Iowa’s post presence last season was center Luka Garza, the consensus national player of the year. With Garza off to the NBA, McCaffery knew he needed inside help and Rebraca fit what he was looking for inside.
“He’s a veteran guy who really knows how to play,” McCaffery said. “He competes, he’s physical, but he’s versatile. He fits our style.”
“He’s a tough defender,” forward Keegan Murray said. “He’s going to do a lot of the dirty work for us.”
“I know I’m undersized,” Rebraca said. “I know I’m not the most athletic. But (rebounding) just kind of comes naturally. I know where the ball’s going to go.”
Rebraca has found a spot in Iowa’s starting lineup, which has experience yet seems new. Rebraca is a transfer, Bohannon is in a new spot, point guard Joe Toussaint has gone from backup to starter to backup to starter in his three seasons, Patrick McCaffery is in an expanded role and Murray has gone from the first one off the bench to being talked about as an NBA prospect now that he’s starting.
“It’s a new team, in many respects,” Fran McCaffery said. “It’s a brand new lineup in that sense, but it’s not like those guys are 17, 18 years old, no.”
2 P.M. SUNDAY. IOWA WOMEN AT NORTHERN IOWA. No one really knows what all was said other than those who were doing the talking.
But something said from the Northern Iowa bench fired up Clark in the second half of the Hawkeyes’ 82-61 win.
Clark hit a 3-pointer then, as she was coming down court, said something that drew a technical foul.
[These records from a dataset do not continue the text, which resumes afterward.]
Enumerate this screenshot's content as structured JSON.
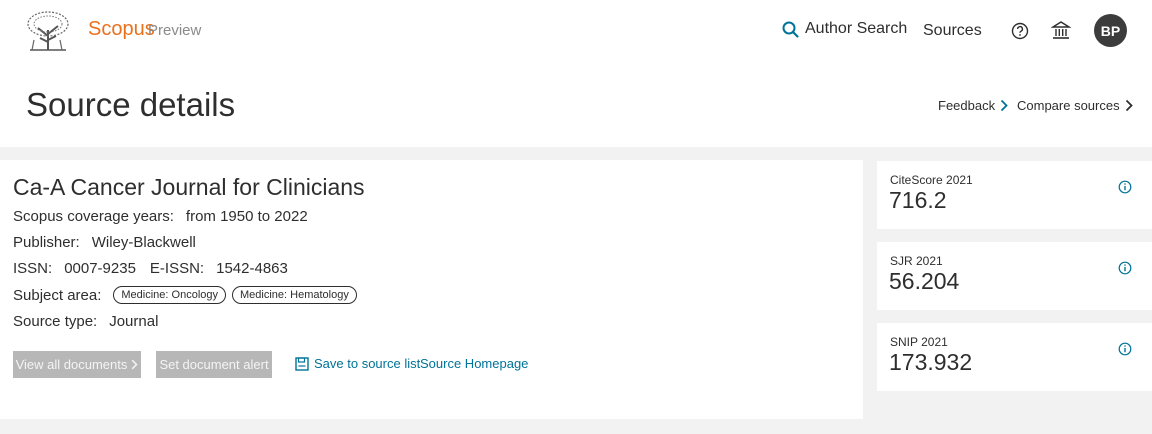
{
  "header": {
    "brand": "Scopus",
    "brand_sub": "Preview",
    "nav": {
      "author_search": "Author Search",
      "sources": "Sources"
    },
    "avatar_initials": "BP",
    "icons": [
      "elsevier-tree-logo",
      "search-icon",
      "help-icon",
      "institution-icon"
    ]
  },
  "title_row": {
    "page_title": "Source details",
    "feedback": "Feedback",
    "compare": "Compare sources"
  },
  "source": {
    "title": "Ca-A Cancer Journal for Clinicians",
    "coverage_label": "Scopus coverage years:",
    "coverage_value": "from 1950 to 2022",
    "publisher_label": "Publisher:",
    "publisher_value": "Wiley-Blackwell",
    "issn_label": "ISSN:",
    "issn_value": "0007-9235",
    "eissn_label": "E-ISSN:",
    "eissn_value": "1542-4863",
    "subject_label": "Subject area:",
    "subjects": [
      "Medicine: Oncology",
      "Medicine: Hematology"
    ],
    "type_label": "Source type:",
    "type_value": "Journal"
  },
  "actions": {
    "view_all": "View all documents",
    "set_alert": "Set document alert",
    "save_list": "Save to source list",
    "homepage": "Source Homepage"
  },
  "metrics": [
    {
      "label": "CiteScore 2021",
      "value": "716.2"
    },
    {
      "label": "SJR 2021",
      "value": "56.204"
    },
    {
      "label": "SNIP 2021",
      "value": "173.932"
    }
  ],
  "colors": {
    "brand_orange": "#e9711c",
    "link_blue": "#007398",
    "disabled_button": "#b7b7b7",
    "band_grey": "#f2f2f2"
  }
}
After the game, Clark smiled when asked about the technical, her first in her college career.
“I like to talk to myself,” Clark said. “I was just hyping myself up. I was just trying to give us confidence, you know?”
“Maybe just talking out in general?” Bluder said, trying to stay out of the specifics of what happened.
Clark had 25 points and 11 rebounds, the 10th double-double of her career and first of the season, while adding seven assists.
It was the first true road game of Clark’s career, and she seemed to feed off of what was said, no matter where it originated.
Iowa’s defense was stout again, holding the Panthers to 32.3 percent shooting.
“To be able to compete against Iowa, you have to be able to score,” UNI coach Tanya Warren said. “I thought we left a lot of buckets out there.”
Warren said the Panthers “knew we were going to get good shots.”
“Iowa’s going to give you good shots,” Warren said. “You’ve got to be able to knock them down.”
But when her players asked if the Hawkeyes were a better defensive team than in the past, Warren quickly interjected, “Don’t print that I said they were a bad defensive team. I said you’re going to get good shots against them. And we got good shots against them.
“So please print that correctly.”
Top photo: Iowa’s Jordan Bohannon celebrates a 3-pointer in the season-opening win over Longwood. (Brian Ray/hawkeyesports.com)